Anime Meta-Review


Baby and me


By Date




Title Info

  • alias: Akachan to boku
  • seen: 1-2
  • type: TV
  • grade: worthy
  • genre: shoujo
  • form: sub
  • source: fansub
  • Series state: Can't find any more to watch.
  • made: unknown
  • Review created: Sat Apr 14 19:04:29 EST 2001
  • mod: none

A very shoujo styled story...but this isn't of the sweetness and light type. This is very domestic, series and will happily reach in and mess with your mind and heart. This is such potent stuff that watching it can actually be quite tiring!


The story itself is simple and believable, it's the implications and effects that are impressive. In essence we follow a happy Japanese family. Dad works hard, but as a result the family is quite well off. The mother also works hard, having raised a steady and decent son (now ten) and having just had another child. They're a successful and happy Japanese family.

And then things change. The mother is hit, and killed, in a car accident. The father still has to work the long japanese hours to support the family, except now there's a definite hole in how it should be. And as a result the older brother, still a child himself and also feeling the loss of his mother, is forced to accept a large share of the responsibility for raising the baby.


It's shoujo styled and it's pretty potent stuff. It doesn't focus on the `weepy' aspects of the lost mother, as you might expect. That's in the past and the people, while they deeply feel her loss, have had to go on with their lives. The story is mostly in the mind and interactions of the older brother forced to sacrifice many parts of his own life in order to take on a duty he never expected or chose. And the disruption of the `natural' order of things causes all sorts of flow on effects that are very well depicted.

And the lead is well depicted. He's a pretty solid and perceptive person, but at heart he is still a child. While he is capable of looking after the baby the fatique, stress and inner confusion is powerful stuff. He's capable of being cruel, of being selfish or saying hurtful things when his inner stresses overcome his natural balance. But it makes perfect sense, and for powerful scenes, that a real human being would act this way. And the father, and others, while they try to help can only do so much to make it easier.

In a lot of ways the real complexity is not the `burden' of looking after the child. It's the fact that society expects there to be a mother. And the absence of a mother, plus the efforts of a ten year old to fill that gap, cause some fairly dramatic situations. Which serves to unbalance and confuse the youth even more. Add in the fact that even the baby is perceptive enough to know that it is missing something, and react to this loss as a baby would, and it is easy to see how complex the effects of this change are. It's serious and strong stuff, sometimes quite tiring to watch, but like the reality it's not without some rewards. Watching the child when he comes to an understanding, or his thrill when the baby learns to say `oniichan' (big brother), is a positive and rewarding experience.
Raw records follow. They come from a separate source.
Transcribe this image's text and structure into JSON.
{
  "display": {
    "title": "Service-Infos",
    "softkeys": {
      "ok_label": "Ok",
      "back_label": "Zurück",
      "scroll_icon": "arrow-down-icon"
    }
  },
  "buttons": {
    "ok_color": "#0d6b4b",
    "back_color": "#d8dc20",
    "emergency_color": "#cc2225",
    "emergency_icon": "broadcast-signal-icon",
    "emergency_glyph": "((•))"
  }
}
The production itself is in a shoujo style. Relatively simple character drawings, abstracted backgrounds and environment and delicate coloring. At the same time it has an excellent sense of character, emotion and an ability to depict the `mundane' world. It's quite attractive and very well suited to this kind of subtle and largely internal story. The voices, and the dialogue, are strong and sufficient enough to carry the weight of the story. The music is generally cheerful and gives nice support from the background.

Other Reviews

While it would be nice to have a review from someone who's seen more of this series than I, none of my regular sources have a review of this title.


Words by Andrew Shelton, Web by Ticti, Last Compile: Wed Aug 5 12:39:15 WST 2009